China needs to do THIS: Raymond James' Brown

The Chinese government should add more stimulus to its economy in one fell swoop, instead of doing it in spurts, Scott Brown of Raymond James said Wednesday.

"The Chinese currency has a lot of downward pressure on it now. They're likely to see some move for depreciation by the central bank there," he told CNBC's "Squawk on the Street." "But it won't happen all at once. That might not be a good thing. If they did it all at once they could get it out of the way. It will be a major concern for investors off and on."

The yuan hit a record low against the dollar Wednesday.

China's economic troubles took center stage once again this week, after weaker-than-expected manufacturing data caused financial markets around the globe to fluctuate.

Markets are also weighing claims from the North Korean government that it has successfully tested a nuclear bomb.

U.S. equities kicked off 2016 on the wrong foot, as the three major indexes have shed more than 2 percent. Overseas, the Shanghai composite has tumbled 5 percent, while the pan-European STOXX 600 index is 3 percent lower for the year.

Still, employment data in the United States remains strong. ADP said Wednesday that private firms in the U.S. added 257,000 jobs in December, handily beating a consensus estimate of 192,000.

This disconnect between positive U.S. data and geopolitical concerns should be watched by investors, but not to the extent that they alter their long-term strategies, Brian Jacobsen, chief portfolio strategist at Wells Fargo Advantage Funds, said in the same interview.

"You saw this interesting confluence last night with the release of the slightly weak service sector PMI out of China, about the same time that they depreciated their currency and also the news out of North Korea," Jacobsen said.

However, he advised investors to look outside of the U.S. for profits.

"You don't have the backdrop of incredibly accommodative monetary policy. Now it's just accommodative. There's a bit more risk around that earnings outlook," Jacobsen said.

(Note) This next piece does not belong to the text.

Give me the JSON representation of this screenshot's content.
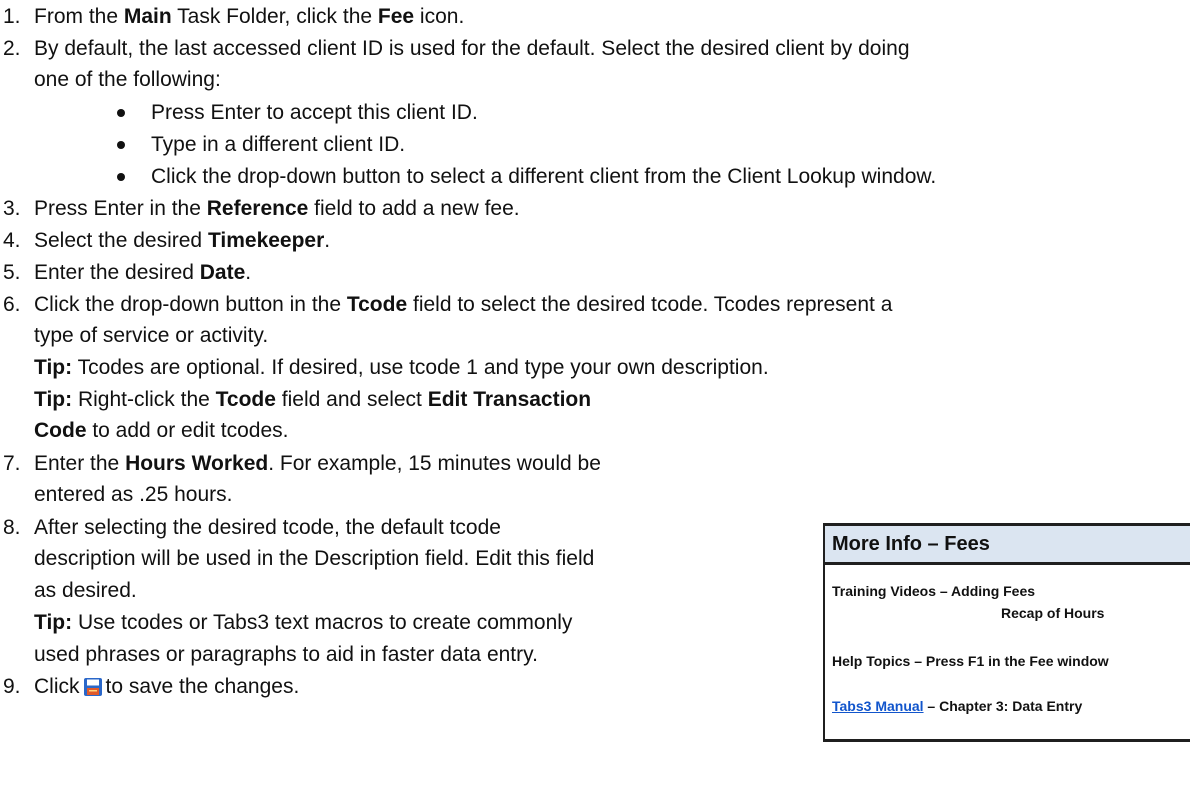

"When you combine the taking away of the support of the central bank a bit here, along with the risk to the earnings outlook, I'm not expecting a lot of multiple expansion in the United States."